# Recorded data
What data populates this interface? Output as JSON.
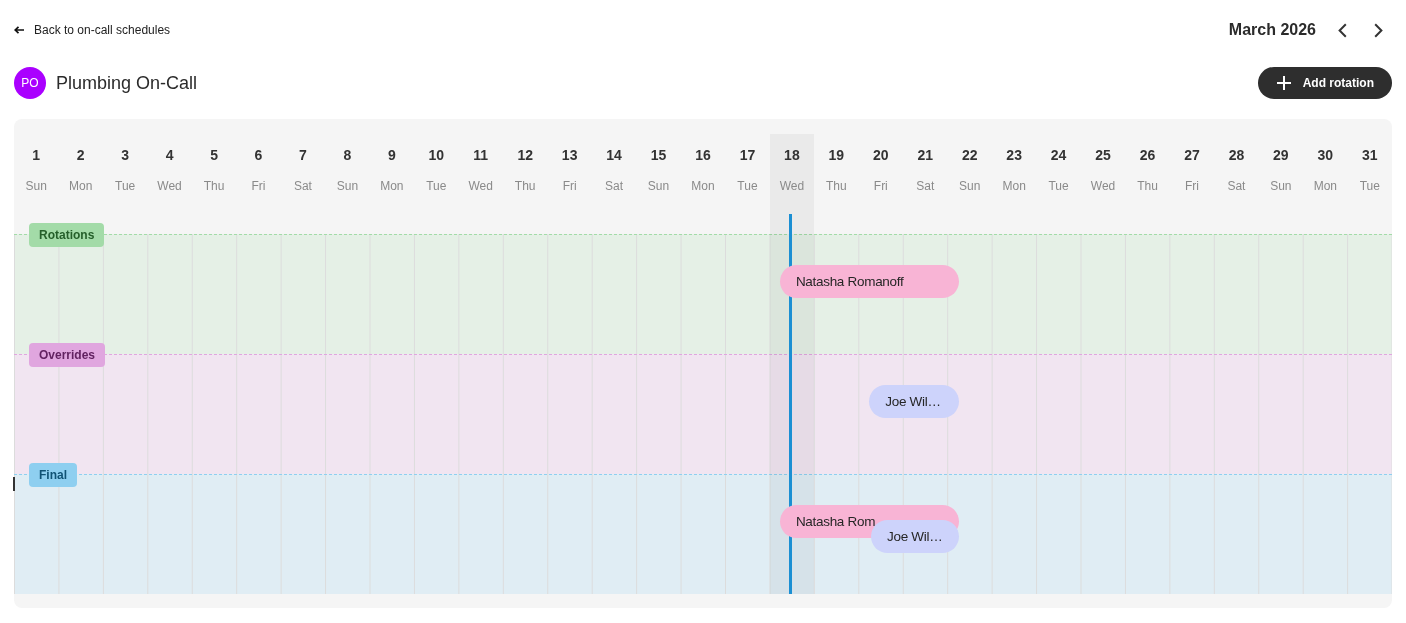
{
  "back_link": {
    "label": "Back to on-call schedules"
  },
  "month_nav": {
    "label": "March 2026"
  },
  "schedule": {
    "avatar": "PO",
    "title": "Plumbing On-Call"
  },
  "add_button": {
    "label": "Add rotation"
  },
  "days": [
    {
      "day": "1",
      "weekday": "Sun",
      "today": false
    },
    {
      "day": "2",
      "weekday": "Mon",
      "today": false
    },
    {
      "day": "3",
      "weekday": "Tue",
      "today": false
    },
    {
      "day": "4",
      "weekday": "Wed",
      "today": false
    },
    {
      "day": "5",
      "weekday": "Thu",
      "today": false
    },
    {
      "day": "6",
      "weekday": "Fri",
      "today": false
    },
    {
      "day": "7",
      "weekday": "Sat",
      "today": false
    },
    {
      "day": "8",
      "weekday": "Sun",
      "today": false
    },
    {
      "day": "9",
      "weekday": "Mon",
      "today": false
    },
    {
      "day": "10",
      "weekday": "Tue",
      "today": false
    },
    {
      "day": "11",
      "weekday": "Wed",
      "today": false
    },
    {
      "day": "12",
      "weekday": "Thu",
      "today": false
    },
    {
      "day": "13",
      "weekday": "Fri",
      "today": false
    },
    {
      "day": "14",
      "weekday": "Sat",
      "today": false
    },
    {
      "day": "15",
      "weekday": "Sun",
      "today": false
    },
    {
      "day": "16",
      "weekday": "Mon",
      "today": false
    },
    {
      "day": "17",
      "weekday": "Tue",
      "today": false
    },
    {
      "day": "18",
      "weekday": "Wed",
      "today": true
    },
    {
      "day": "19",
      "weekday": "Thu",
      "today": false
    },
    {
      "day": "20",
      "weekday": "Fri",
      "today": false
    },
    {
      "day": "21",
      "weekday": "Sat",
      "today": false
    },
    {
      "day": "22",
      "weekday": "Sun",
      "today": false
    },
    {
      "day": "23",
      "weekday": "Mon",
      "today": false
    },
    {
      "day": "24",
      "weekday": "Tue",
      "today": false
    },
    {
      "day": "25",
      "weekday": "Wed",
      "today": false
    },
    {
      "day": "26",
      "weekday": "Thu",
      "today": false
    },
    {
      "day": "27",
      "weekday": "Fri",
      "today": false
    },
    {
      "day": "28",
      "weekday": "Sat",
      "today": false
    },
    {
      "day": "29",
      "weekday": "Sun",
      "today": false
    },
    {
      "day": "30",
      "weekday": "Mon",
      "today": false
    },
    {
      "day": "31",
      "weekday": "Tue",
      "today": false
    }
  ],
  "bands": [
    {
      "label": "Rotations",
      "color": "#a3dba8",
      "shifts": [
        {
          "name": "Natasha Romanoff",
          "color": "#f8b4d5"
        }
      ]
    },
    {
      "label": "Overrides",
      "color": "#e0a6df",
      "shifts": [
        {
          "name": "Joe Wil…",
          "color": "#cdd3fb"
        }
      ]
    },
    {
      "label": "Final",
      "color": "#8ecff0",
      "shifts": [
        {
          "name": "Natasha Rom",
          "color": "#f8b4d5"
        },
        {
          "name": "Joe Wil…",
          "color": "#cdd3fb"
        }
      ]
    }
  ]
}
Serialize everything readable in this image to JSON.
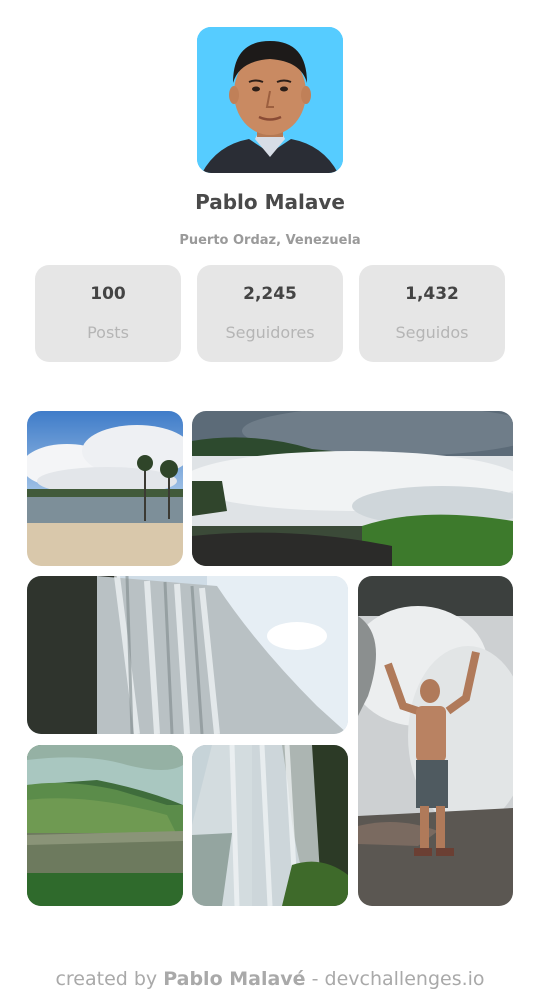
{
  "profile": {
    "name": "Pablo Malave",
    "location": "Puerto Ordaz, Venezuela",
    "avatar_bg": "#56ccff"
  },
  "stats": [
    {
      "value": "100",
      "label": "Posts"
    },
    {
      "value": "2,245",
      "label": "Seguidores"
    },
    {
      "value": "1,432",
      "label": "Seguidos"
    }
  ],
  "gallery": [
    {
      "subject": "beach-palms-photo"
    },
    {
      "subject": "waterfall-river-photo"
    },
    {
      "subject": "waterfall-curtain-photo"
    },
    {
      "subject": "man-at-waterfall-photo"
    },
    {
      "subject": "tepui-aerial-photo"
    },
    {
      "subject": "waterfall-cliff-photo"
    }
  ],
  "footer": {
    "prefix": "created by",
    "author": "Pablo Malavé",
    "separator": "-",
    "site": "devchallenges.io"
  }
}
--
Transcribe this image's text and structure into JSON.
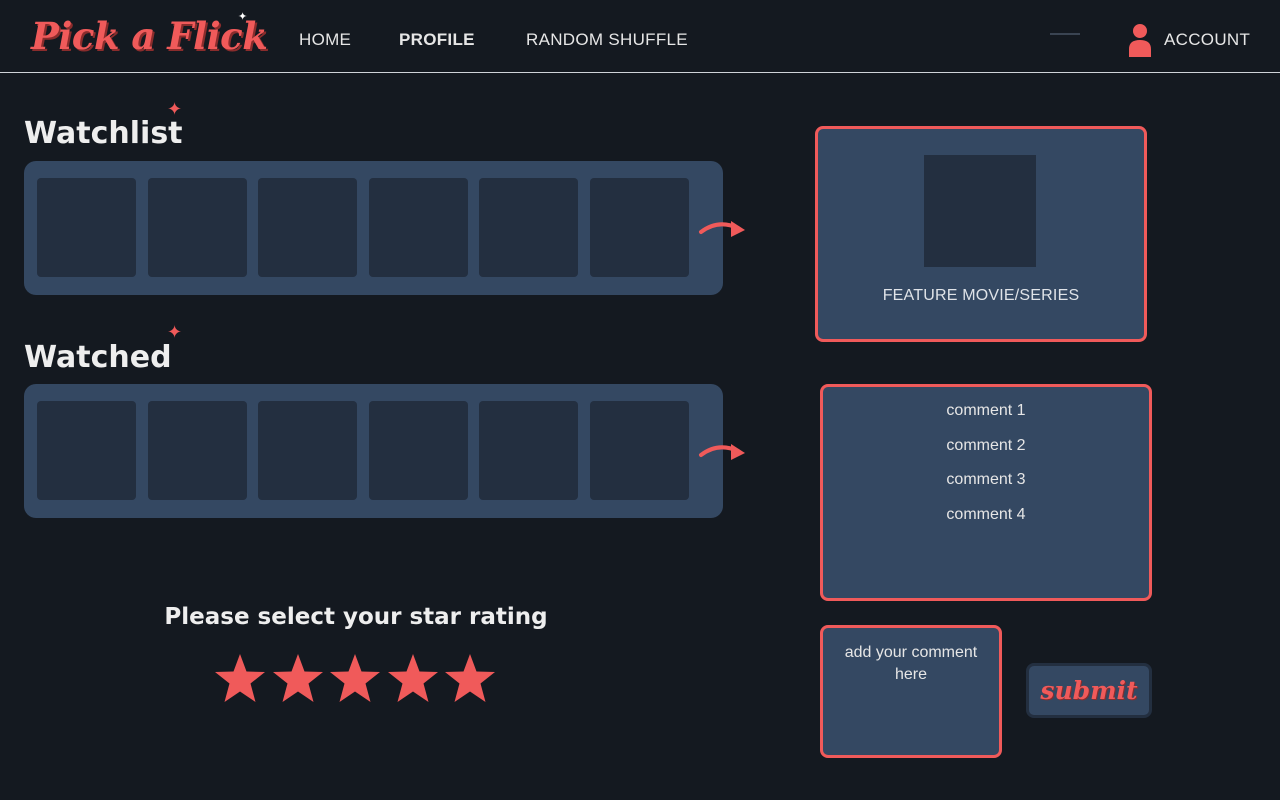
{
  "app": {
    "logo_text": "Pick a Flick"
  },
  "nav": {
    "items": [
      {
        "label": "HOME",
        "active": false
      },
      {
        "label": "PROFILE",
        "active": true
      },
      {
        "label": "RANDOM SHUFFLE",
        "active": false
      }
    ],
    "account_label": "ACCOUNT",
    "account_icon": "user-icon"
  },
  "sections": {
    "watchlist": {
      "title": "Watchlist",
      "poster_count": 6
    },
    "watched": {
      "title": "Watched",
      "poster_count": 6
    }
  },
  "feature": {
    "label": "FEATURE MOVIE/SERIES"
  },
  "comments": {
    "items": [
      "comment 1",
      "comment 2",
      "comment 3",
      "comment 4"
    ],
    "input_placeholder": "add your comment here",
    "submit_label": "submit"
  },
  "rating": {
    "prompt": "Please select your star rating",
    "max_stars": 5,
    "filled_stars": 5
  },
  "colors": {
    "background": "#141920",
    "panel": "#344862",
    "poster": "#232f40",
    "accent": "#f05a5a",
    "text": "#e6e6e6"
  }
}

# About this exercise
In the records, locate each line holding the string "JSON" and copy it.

# Result of the exercise
What data populates this interface? Output as JSON.
Serialize everything readable in this image to JSON.
Transcribe this image's text and structure into JSON.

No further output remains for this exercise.